As Taylor notes in her piece, she has “long been aware” of questions many have raised about how King manages charitable donations.
“I have groused privately about the veracity of some of his reporting and whether his body of writing met the publishing standards that so many in this business work under,” she added. “I heard the whispers, the back room talk from people who did not want to be seen as ‘racist’ or acting like ‘crabs in the barrel’ for criticizing King.”
King shuttered Justice Together completely last month, just hours after The Daily Caller published an expose showing that the columnist-activist has made a number of inconsistent statements about charities he’s started. (RELATED: Charities Touted By Black Lives Matter Activist Shaun King Appear To Never Have Existed)
In the case of one of those organizations, Justice That’s All, King began soliciting donations just after Michael Brown’s death and said that the money would be used to pay for the social justice group’s tax-exempt filings with the IRS.
But despite accepting an unknown amount of money, King never registered the group as a charity with any state, as he would have been required to do. He also did not register it with the IRS. King shut down Justice That’s All’s operations last December. He returned donations given to both group’s just after TheDC’s report.

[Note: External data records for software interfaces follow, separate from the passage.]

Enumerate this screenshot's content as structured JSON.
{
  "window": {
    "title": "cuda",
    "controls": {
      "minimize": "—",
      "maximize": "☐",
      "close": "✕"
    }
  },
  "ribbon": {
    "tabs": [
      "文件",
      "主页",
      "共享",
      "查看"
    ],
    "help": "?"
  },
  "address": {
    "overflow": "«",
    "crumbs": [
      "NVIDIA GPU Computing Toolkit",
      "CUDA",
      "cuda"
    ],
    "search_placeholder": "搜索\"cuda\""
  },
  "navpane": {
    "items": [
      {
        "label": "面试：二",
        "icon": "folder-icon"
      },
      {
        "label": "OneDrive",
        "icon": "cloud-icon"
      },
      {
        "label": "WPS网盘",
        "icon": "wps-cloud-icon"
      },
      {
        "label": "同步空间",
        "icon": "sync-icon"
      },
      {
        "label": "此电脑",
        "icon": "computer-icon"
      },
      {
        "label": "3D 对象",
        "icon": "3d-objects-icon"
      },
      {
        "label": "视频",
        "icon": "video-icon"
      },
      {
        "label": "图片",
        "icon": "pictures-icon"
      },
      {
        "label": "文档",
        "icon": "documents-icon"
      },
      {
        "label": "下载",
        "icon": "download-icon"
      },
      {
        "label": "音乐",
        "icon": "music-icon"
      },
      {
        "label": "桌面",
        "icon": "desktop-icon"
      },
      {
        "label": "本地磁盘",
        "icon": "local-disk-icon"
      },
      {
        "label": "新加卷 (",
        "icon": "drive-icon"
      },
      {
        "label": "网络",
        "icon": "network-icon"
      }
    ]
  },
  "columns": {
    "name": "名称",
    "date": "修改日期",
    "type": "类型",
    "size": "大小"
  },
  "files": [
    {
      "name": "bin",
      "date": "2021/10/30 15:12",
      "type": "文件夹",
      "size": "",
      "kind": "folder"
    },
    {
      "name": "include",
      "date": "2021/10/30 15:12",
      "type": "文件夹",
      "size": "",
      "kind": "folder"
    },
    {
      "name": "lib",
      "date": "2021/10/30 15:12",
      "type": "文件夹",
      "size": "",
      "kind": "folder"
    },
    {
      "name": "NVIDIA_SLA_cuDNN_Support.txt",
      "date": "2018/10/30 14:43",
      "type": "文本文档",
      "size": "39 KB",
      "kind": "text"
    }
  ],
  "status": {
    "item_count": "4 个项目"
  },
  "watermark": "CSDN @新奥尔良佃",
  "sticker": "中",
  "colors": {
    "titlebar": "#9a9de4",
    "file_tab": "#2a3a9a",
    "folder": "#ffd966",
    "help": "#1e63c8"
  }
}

As with Justice Together, Justice That’s All volunteers and donors felt like their work had gone for naught. Many, including McKesson, claimed that King ceased operations with no warning and blocked people who asked him about donations and expenditures.
In her critique of King, Taylor asserted that “in case after case, time after time the most compelling and recurring theme is transparency.”
“What is necessary now is a laying out of the books,” Taylor suggested.
Taylor cited a number of other suspicious King efforts, including a fundraiser he started in 2011 called A Home for Haiti. King has claimed he raised $1 million for the charity, which was set up to provide relief following the 2010 Haiti earthquake. But as Taylor notes, the charity that King raised money for later said that it received a grant of only $200,000.
A year later, King created HopeMob, a fundraising website similar to Kickstarter and GoFundMe. That organization used the same federal tax ID as A Home in Haiti.
HopeMob’s 2013 tax filing shows that the organization brought in just over $420,000. King was paid $160,000 in total compensation while the charity handed out 136 grants totaling $198,787.
Several HopeMob users who had filed complaints about HopeMob told TheDC that they had struggled to obtain payouts for their fundraising campaigns. All three users said that they ultimately received their money just after King left the company.
“King can and must open his records, stretching back to his disaster relief efforts for Atlanta and Haiti, for independent inspection,” Taylor wrote in her essay, noting that donations to many of King’s charities were routed through his PayPal account.
“When it’s over, he should publish that report online,” Taylor advised.
King has also made false claims about a charity that was associated with a social media company he co-founded called Upfront Media. King said in interviews in 2013 that the company was sending a portion of its revenues to Upfront Foundation. But the company’s CEO told TheDC in a phone interview that the charity side was never actually created.
That raises uncomfortable questions for King, who has covered dozens of cases that have been the focus of Black Lives Matter activists.
As Taylor puts it: “Shaun King is very good at raising money in support of black lives and — one of those lives might be his own.”